* [PROBLEM REQUIREMENTS]: Keep the pictures out and restate every record exactly.

═══ DATA EXCERPTS

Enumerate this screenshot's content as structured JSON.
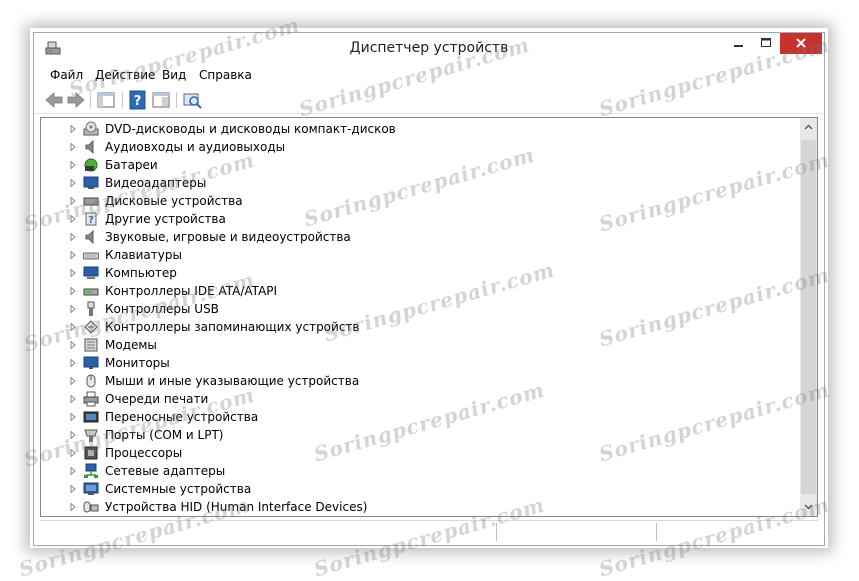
{
  "window": {
    "title": "Диспетчер устройств"
  },
  "menu": {
    "items": [
      "Файл",
      "Действие",
      "Вид",
      "Справка"
    ]
  },
  "tree": {
    "items": [
      {
        "label": "DVD-дисководы и дисководы компакт-дисков",
        "icon": "dvd-drive-icon"
      },
      {
        "label": "Аудиовходы и аудиовыходы",
        "icon": "speaker-icon"
      },
      {
        "label": "Батареи",
        "icon": "battery-icon"
      },
      {
        "label": "Видеоадаптеры",
        "icon": "display-adapter-icon"
      },
      {
        "label": "Дисковые устройства",
        "icon": "disk-drive-icon"
      },
      {
        "label": "Другие устройства",
        "icon": "unknown-device-icon"
      },
      {
        "label": "Звуковые, игровые и видеоустройства",
        "icon": "sound-icon"
      },
      {
        "label": "Клавиатуры",
        "icon": "keyboard-icon"
      },
      {
        "label": "Компьютер",
        "icon": "computer-icon"
      },
      {
        "label": "Контроллеры IDE ATA/ATAPI",
        "icon": "ide-controller-icon"
      },
      {
        "label": "Контроллеры USB",
        "icon": "usb-icon"
      },
      {
        "label": "Контроллеры запоминающих устройств",
        "icon": "storage-controller-icon"
      },
      {
        "label": "Модемы",
        "icon": "modem-icon"
      },
      {
        "label": "Мониторы",
        "icon": "monitor-icon"
      },
      {
        "label": "Мыши и иные указывающие устройства",
        "icon": "mouse-icon"
      },
      {
        "label": "Очереди печати",
        "icon": "printer-icon"
      },
      {
        "label": "Переносные устройства",
        "icon": "portable-device-icon"
      },
      {
        "label": "Порты (COM и LPT)",
        "icon": "port-icon"
      },
      {
        "label": "Процессоры",
        "icon": "processor-icon"
      },
      {
        "label": "Сетевые адаптеры",
        "icon": "network-adapter-icon"
      },
      {
        "label": "Системные устройства",
        "icon": "system-device-icon"
      },
      {
        "label": "Устройства HID (Human Interface Devices)",
        "icon": "hid-icon"
      }
    ]
  },
  "watermark": {
    "text": "Soringpcrepair.com"
  },
  "colors": {
    "close_button": "#c7312e",
    "accent": "#2d6cb5"
  }
}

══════

* [SOLUTION FOR THIS TASK]:
Enumerate this screenshot's content as structured JSON.
{
  "window": {
    "title": "Диспетчер устройств"
  },
  "menu": {
    "items": [
      "Файл",
      "Действие",
      "Вид",
      "Справка"
    ]
  },
  "tree": {
    "items": [
      {
        "label": "DVD-дисководы и дисководы компакт-дисков",
        "icon": "dvd-drive-icon"
      },
      {
        "label": "Аудиовходы и аудиовыходы",
        "icon": "speaker-icon"
      },
      {
        "label": "Батареи",
        "icon": "battery-icon"
      },
      {
        "label": "Видеоадаптеры",
        "icon": "display-adapter-icon"
      },
      {
        "label": "Дисковые устройства",
        "icon": "disk-drive-icon"
      },
      {
        "label": "Другие устройства",
        "icon": "unknown-device-icon"
      },
      {
        "label": "Звуковые, игровые и видеоустройства",
        "icon": "sound-icon"
      },
      {
        "label": "Клавиатуры",
        "icon": "keyboard-icon"
      },
      {
        "label": "Компьютер",
        "icon": "computer-icon"
      },
      {
        "label": "Контроллеры IDE ATA/ATAPI",
        "icon": "ide-controller-icon"
      },
      {
        "label": "Контроллеры USB",
        "icon": "usb-icon"
      },
      {
        "label": "Контроллеры запоминающих устройств",
        "icon": "storage-controller-icon"
      },
      {
        "label": "Модемы",
        "icon": "modem-icon"
      },
      {
        "label": "Мониторы",
        "icon": "monitor-icon"
      },
      {
        "label": "Мыши и иные указывающие устройства",
        "icon": "mouse-icon"
      },
      {
        "label": "Очереди печати",
        "icon": "printer-icon"
      },
      {
        "label": "Переносные устройства",
        "icon": "portable-device-icon"
      },
      {
        "label": "Порты (COM и LPT)",
        "icon": "port-icon"
      },
      {
        "label": "Процессоры",
        "icon": "processor-icon"
      },
      {
        "label": "Сетевые адаптеры",
        "icon": "network-adapter-icon"
      },
      {
        "label": "Системные устройства",
        "icon": "system-device-icon"
      },
      {
        "label": "Устройства HID (Human Interface Devices)",
        "icon": "hid-icon"
      }
    ]
  },
  "watermark": {
    "text": "Soringpcrepair.com"
  },
  "colors": {
    "close_button": "#c7312e",
    "accent": "#2d6cb5"
  }
}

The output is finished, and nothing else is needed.